This week’s Doctor Who review takes us to Before the Flood. This episode introduces us to the towering Fisher King (Peter Serafinowicz), more ghosts, and the age-old Bootstrap Paradox. But does last week’s set up pay off?

Toby Whithouse hasn’t done a two-parter before so I was eager to see how he would round off what was a very promising start with last week’s episode. The opening was a strange display reminiscent of last year’s Listen with the Doctor giving a monologue to the camera. He presents the Bootstrap Paradox – if someone goes back in time to meet Beethoven, taking with them all their music manuscripts, only to find he doesn’t exist and so they publish the manuscripts themselves and become Beethoven, then who wrote the music in the first place?

This time loop paradox is nothing new in Doctor Who, but I did enjoy how it was treated as a serious and mind-bending exercise rather than waved away with a jolly ‘wibbly-wobbly timey-wimey’. It invites the audience to grapple with the mystery and think about it, instead of a ‘just accept it, weird stuff happens’. Still, I felt as if the opening monologue could have been dealt with in dialogue with another character instead; as it stands, it feels a little too thrown in our faces. Not a big complaint, but I’m supposed to be a critic here, give me a break!

Then we get a punk’ed up version of the theme music. It reminded me a lot of the theme from 1980-85 by Peter Howell. I wish they’d keep if for the rest of the series.

The Doctor has taken Mason Bennett and Alice O’Donnell back into the past in the TARDIS to find out just what caused all those ghosts from last week. Bennett and O’Donnell get some nice fleshing out as characters, although I was disappointed that O’Donnell didn’t get more as she is all too quickly axed off so that Bennett can have some angst. He directs his anger mostly at the Doctor and his tendency to sacrifice others for the sake of defeating the threat. This is a theme that has permeated the last to series so I won’t dwell on it too much here, but it’s nice to see that the Twelfth Doctor is becoming less and less proud of making these ‘tough calls’.

We also see one of the ghosts before they were a ghost. Prentis, a Tivolian, was the undertaker in charge of taking the fabled Fisher King to be buried. There is a very interesting parallel drawn between the Tivolian’s constant state of being conquered and the Fisher King’s constant conquests. Both are desperate, terrifying methods of survival. I had not been expecting this comparison and found it to be one of the most interesting subjects raised in the episode and really wanted it to be expanded on and explored more.

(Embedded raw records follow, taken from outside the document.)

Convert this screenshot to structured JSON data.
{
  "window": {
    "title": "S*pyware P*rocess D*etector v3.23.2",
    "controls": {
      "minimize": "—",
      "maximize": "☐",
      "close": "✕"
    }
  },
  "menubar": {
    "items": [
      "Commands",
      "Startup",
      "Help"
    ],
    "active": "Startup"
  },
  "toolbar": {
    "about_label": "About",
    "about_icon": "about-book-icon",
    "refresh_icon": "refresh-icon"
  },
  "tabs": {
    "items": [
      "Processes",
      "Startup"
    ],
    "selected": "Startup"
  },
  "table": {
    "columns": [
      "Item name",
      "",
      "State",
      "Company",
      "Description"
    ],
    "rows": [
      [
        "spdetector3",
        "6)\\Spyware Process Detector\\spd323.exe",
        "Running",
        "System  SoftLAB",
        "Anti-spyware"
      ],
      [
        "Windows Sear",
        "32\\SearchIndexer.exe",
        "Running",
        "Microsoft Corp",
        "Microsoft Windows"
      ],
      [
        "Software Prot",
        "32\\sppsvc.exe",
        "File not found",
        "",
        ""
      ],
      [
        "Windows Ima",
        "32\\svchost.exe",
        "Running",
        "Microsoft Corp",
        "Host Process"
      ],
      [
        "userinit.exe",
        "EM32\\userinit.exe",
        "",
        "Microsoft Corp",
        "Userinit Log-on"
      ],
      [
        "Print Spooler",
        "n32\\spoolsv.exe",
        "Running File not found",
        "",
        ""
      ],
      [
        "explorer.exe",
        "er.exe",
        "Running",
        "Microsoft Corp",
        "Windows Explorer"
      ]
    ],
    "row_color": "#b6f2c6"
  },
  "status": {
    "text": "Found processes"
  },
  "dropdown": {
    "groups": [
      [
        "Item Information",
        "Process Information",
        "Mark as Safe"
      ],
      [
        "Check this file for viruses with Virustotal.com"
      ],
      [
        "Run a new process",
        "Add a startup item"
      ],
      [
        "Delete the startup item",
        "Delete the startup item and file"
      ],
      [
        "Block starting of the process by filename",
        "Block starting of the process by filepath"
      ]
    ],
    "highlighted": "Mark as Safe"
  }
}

The Fisher King, large, powerful, foreboding, and cruel wants people to know he will go to any lengths to survive. And yet the Tivolians have survived and continue to survive beyond many of the empires and powers that conquer them. Their method of constant surrender has kept them alive, kept them in existence where other, more violent races have been obliterated. As the Eleventh Doctor pointed out back in The God Complex, it is an aggressive form of cowardice, to survive by outliving their conquerors. Meanwhile, emperors and would-be gods like the Fisher King have too much pride, perhaps, and a desire to control the world, not just survive it.

The Fisher King’s plan is a little odd if you break it down. He turns people into transmitters that will broadcast his location to his people so that they will bring an armada to rescue them. Exactly how he does this is left very much unclear and I was simply wondering why a simple radio of some sort wouldn’t suffice? Perhaps this is just how his species communicates, but it would have been nice to have had some indication of that.

On the subject of the Fisher King it was interesting to see what might have been an attempt at putting a source on a legend. In the Mabinogion (the book of Welsh and Celtic mythologies and folk tales) a character resembling the Fisher King of Arthurian romances has a cauldron that can resurrect the dead but those who are revived cannot speak, much like the ghosts raised by this Fishy King.

The Fisher King in BBC Merlin

The Fisher King of legend is often a story of prolonging life in spite of great injury, of having something to create immortality – a cauldron or, later, the Holy Grail. Though if the BBC’s Merlin series had had this particular get-up for their Fisher King it might have been a very different show.

Peter Serafinowicz gives a great voice to this creature and I hear that musician Cory Taylor provided the Nazgul-like screech. I’m sure if BBC Worldwide get around to it, we’ll have plenty of screaming toys to look forward to at Christmas.

The focus of the episode was a little divided, ultimately, and I would have liked a little more depth for the other crew members, especially Cass. Pairing them all up romantically felt a little haphazard and not very convincing and I hope this is not a sign of things to come from Whithouse. Some have speculated that this was an ‘audition piece’ for him as show runner. I would very much like to see what he would do with more time and series-long character arcs and given his work on Being Human I can see it going quite well if he does take over.

The solution and resolution work fairly well and there are no particularly big surprises, but in an episode that I feel was giving us a little more atmosphere than usual I was willing to let that slide.

Next week, the Viking’s attack with Maisie Williams at the forefront!